    Gail - Thank you!

    Dad - thanks a lot. It would be really cool if you could print them off for Grandma.

    Nikki - Thank you! We miss you a lot, too.

    Pat - aww. Thanks! :-)


  7. Hi Becky in Burma! In my attempts to mentally prepare for our family's move to Yangon next month, I happened upon your lovely blog. I love your writing and your description of your daughter!! Sounds a lot like my oldest. Her intense soul has been reverberating through our universe since she was in utero. It would be nice for the two of them to meet and perhaps play one day while we ponder who is the better poet; Rumi or Hafiz? :-)

  8. Hi Amanda,
    Thanks for stopping by the blog and leaving a comment. Also, welcome to Yangon (next month). Where will you be moving here from and how old are your children? I'm sure that if your oldest is a similar age to my daughter (five), they might get on well and it would be fun for them to play.

    Have you heard about the google e-group for expats in Yangon? It's called YEC (Yangon Expat Connection). It's probably *the* source of information for expats living here and super helpful. Also, once arriving, I'd suggest buying an expat guide book called "The Golden Guide," which is published here. You can buy it at Monument Bookstore and also Sharky's (a cool, western restaurant here). It's an invaluable resource.

    If you have any questions about living here, then feel free to email me: I haven't been here too long (only since April), but am happy to help in any way I can.

    I LOVE Rumi and Hafiz! :-)

    Hope to see you once you arrive. :)

  9. Beautiful! Miss you guys so much! Loved the details of Freya's first day! ~ Kina

  10. This made me tear up a are such an amazing mom, Becky!
    (now I'm off to look at photo albums of my energetic, talkative, lovely daughter and my serious, silly, sweet son!)

    1. :-)
      Thanks, Kristy! I feel happy the post made you want to feel close to, and sentimental about, your children. They grow so fast. I hope you enjoyed looking at those photo albums!

  11. Becky, this was such a beautiful post about your lovely daughter. What an incredible and lovely young girl that she is. She has the best mom to help her navigate through life. I feel that she's light years ahead of all of us. Blessings to both of you. xo

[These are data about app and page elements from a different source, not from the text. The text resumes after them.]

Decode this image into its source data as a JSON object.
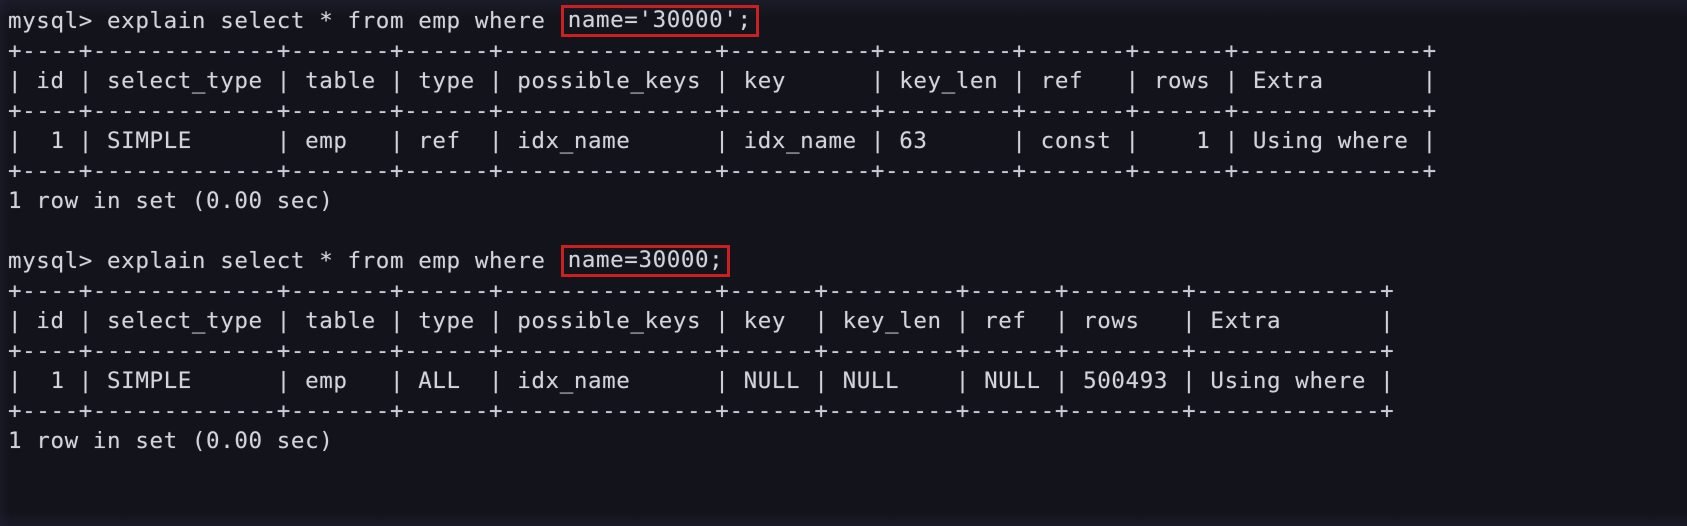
{
  "terminal": {
    "app": "mysql-client",
    "background_color": "#12131b",
    "foreground_color": "#d2d4dc",
    "highlight_border_color": "#cc1f1f"
  },
  "blocks": [
    {
      "id": "query-1",
      "prompt": "mysql> ",
      "statement_before": "explain select * from emp where ",
      "statement_highlight": "name='30000';",
      "table": {
        "rule": "+----+-------------+-------+------+---------------+----------+---------+-------+------+-------------+",
        "header": "| id | select_type | table | type | possible_keys | key      | key_len | ref   | rows | Extra       |",
        "row": "|  1 | SIMPLE      | emp   | ref  | idx_name      | idx_name | 63      | const |    1 | Using where |",
        "columns": [
          "id",
          "select_type",
          "table",
          "type",
          "possible_keys",
          "key",
          "key_len",
          "ref",
          "rows",
          "Extra"
        ],
        "values": [
          "1",
          "SIMPLE",
          "emp",
          "ref",
          "idx_name",
          "idx_name",
          "63",
          "const",
          "1",
          "Using where"
        ]
      },
      "result": "1 row in set (0.00 sec)"
    },
    {
      "id": "query-2",
      "prompt": "mysql> ",
      "statement_before": "explain select * from emp where ",
      "statement_highlight": "name=30000;",
      "table": {
        "rule": "+----+-------------+-------+------+---------------+------+---------+------+--------+-------------+",
        "header": "| id | select_type | table | type | possible_keys | key  | key_len | ref  | rows   | Extra       |",
        "row": "|  1 | SIMPLE      | emp   | ALL  | idx_name      | NULL | NULL    | NULL | 500493 | Using where |",
        "columns": [
          "id",
          "select_type",
          "table",
          "type",
          "possible_keys",
          "key",
          "key_len",
          "ref",
          "rows",
          "Extra"
        ],
        "values": [
          "1",
          "SIMPLE",
          "emp",
          "ALL",
          "idx_name",
          "NULL",
          "NULL",
          "NULL",
          "500493",
          "Using where"
        ]
      },
      "result": "1 row in set (0.00 sec)"
    }
  ]
}
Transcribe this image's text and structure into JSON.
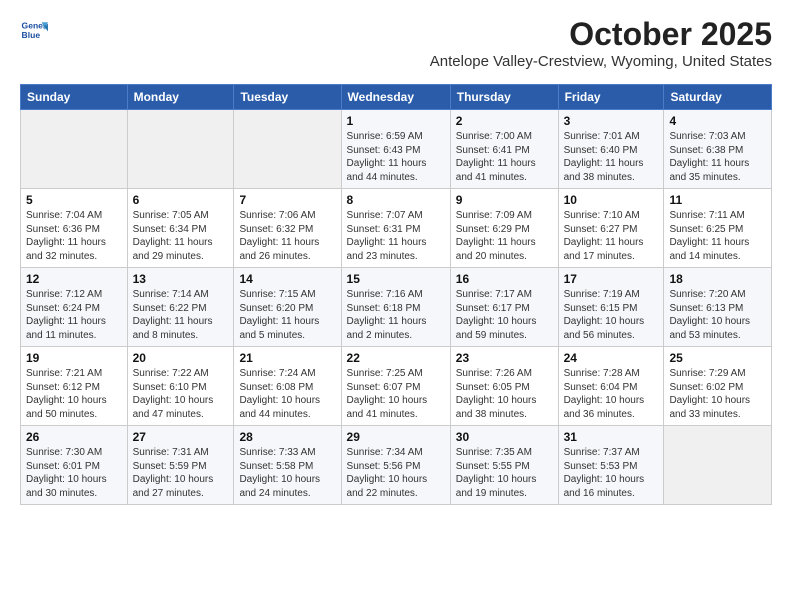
{
  "header": {
    "logo_line1": "General",
    "logo_line2": "Blue",
    "title": "October 2025",
    "subtitle": "Antelope Valley-Crestview, Wyoming, United States"
  },
  "days_of_week": [
    "Sunday",
    "Monday",
    "Tuesday",
    "Wednesday",
    "Thursday",
    "Friday",
    "Saturday"
  ],
  "weeks": [
    [
      {
        "day": "",
        "info": ""
      },
      {
        "day": "",
        "info": ""
      },
      {
        "day": "",
        "info": ""
      },
      {
        "day": "1",
        "info": "Sunrise: 6:59 AM\nSunset: 6:43 PM\nDaylight: 11 hours\nand 44 minutes."
      },
      {
        "day": "2",
        "info": "Sunrise: 7:00 AM\nSunset: 6:41 PM\nDaylight: 11 hours\nand 41 minutes."
      },
      {
        "day": "3",
        "info": "Sunrise: 7:01 AM\nSunset: 6:40 PM\nDaylight: 11 hours\nand 38 minutes."
      },
      {
        "day": "4",
        "info": "Sunrise: 7:03 AM\nSunset: 6:38 PM\nDaylight: 11 hours\nand 35 minutes."
      }
    ],
    [
      {
        "day": "5",
        "info": "Sunrise: 7:04 AM\nSunset: 6:36 PM\nDaylight: 11 hours\nand 32 minutes."
      },
      {
        "day": "6",
        "info": "Sunrise: 7:05 AM\nSunset: 6:34 PM\nDaylight: 11 hours\nand 29 minutes."
      },
      {
        "day": "7",
        "info": "Sunrise: 7:06 AM\nSunset: 6:32 PM\nDaylight: 11 hours\nand 26 minutes."
      },
      {
        "day": "8",
        "info": "Sunrise: 7:07 AM\nSunset: 6:31 PM\nDaylight: 11 hours\nand 23 minutes."
      },
      {
        "day": "9",
        "info": "Sunrise: 7:09 AM\nSunset: 6:29 PM\nDaylight: 11 hours\nand 20 minutes."
      },
      {
        "day": "10",
        "info": "Sunrise: 7:10 AM\nSunset: 6:27 PM\nDaylight: 11 hours\nand 17 minutes."
      },
      {
        "day": "11",
        "info": "Sunrise: 7:11 AM\nSunset: 6:25 PM\nDaylight: 11 hours\nand 14 minutes."
      }
    ],
    [
      {
        "day": "12",
        "info": "Sunrise: 7:12 AM\nSunset: 6:24 PM\nDaylight: 11 hours\nand 11 minutes."
      },
      {
        "day": "13",
        "info": "Sunrise: 7:14 AM\nSunset: 6:22 PM\nDaylight: 11 hours\nand 8 minutes."
      },
      {
        "day": "14",
        "info": "Sunrise: 7:15 AM\nSunset: 6:20 PM\nDaylight: 11 hours\nand 5 minutes."
      },
      {
        "day": "15",
        "info": "Sunrise: 7:16 AM\nSunset: 6:18 PM\nDaylight: 11 hours\nand 2 minutes."
      },
      {
        "day": "16",
        "info": "Sunrise: 7:17 AM\nSunset: 6:17 PM\nDaylight: 10 hours\nand 59 minutes."
      },
      {
        "day": "17",
        "info": "Sunrise: 7:19 AM\nSunset: 6:15 PM\nDaylight: 10 hours\nand 56 minutes."
      },
      {
        "day": "18",
        "info": "Sunrise: 7:20 AM\nSunset: 6:13 PM\nDaylight: 10 hours\nand 53 minutes."
      }
    ],
    [
      {
        "day": "19",
        "info": "Sunrise: 7:21 AM\nSunset: 6:12 PM\nDaylight: 10 hours\nand 50 minutes."
      },
      {
        "day": "20",
        "info": "Sunrise: 7:22 AM\nSunset: 6:10 PM\nDaylight: 10 hours\nand 47 minutes."
      },
      {
        "day": "21",
        "info": "Sunrise: 7:24 AM\nSunset: 6:08 PM\nDaylight: 10 hours\nand 44 minutes."
      },
      {
        "day": "22",
        "info": "Sunrise: 7:25 AM\nSunset: 6:07 PM\nDaylight: 10 hours\nand 41 minutes."
      },
      {
        "day": "23",
        "info": "Sunrise: 7:26 AM\nSunset: 6:05 PM\nDaylight: 10 hours\nand 38 minutes."
      },
      {
        "day": "24",
        "info": "Sunrise: 7:28 AM\nSunset: 6:04 PM\nDaylight: 10 hours\nand 36 minutes."
      },
      {
        "day": "25",
        "info": "Sunrise: 7:29 AM\nSunset: 6:02 PM\nDaylight: 10 hours\nand 33 minutes."
      }
    ],
    [
      {
        "day": "26",
        "info": "Sunrise: 7:30 AM\nSunset: 6:01 PM\nDaylight: 10 hours\nand 30 minutes."
      },
      {
        "day": "27",
        "info": "Sunrise: 7:31 AM\nSunset: 5:59 PM\nDaylight: 10 hours\nand 27 minutes."
      },
      {
        "day": "28",
        "info": "Sunrise: 7:33 AM\nSunset: 5:58 PM\nDaylight: 10 hours\nand 24 minutes."
      },
      {
        "day": "29",
        "info": "Sunrise: 7:34 AM\nSunset: 5:56 PM\nDaylight: 10 hours\nand 22 minutes."
      },
      {
        "day": "30",
        "info": "Sunrise: 7:35 AM\nSunset: 5:55 PM\nDaylight: 10 hours\nand 19 minutes."
      },
      {
        "day": "31",
        "info": "Sunrise: 7:37 AM\nSunset: 5:53 PM\nDaylight: 10 hours\nand 16 minutes."
      },
      {
        "day": "",
        "info": ""
      }
    ]
  ]
}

Messages that are negative or mean or hurtful or political will be deleted; so play nice. This is meant to be a happy place. :-)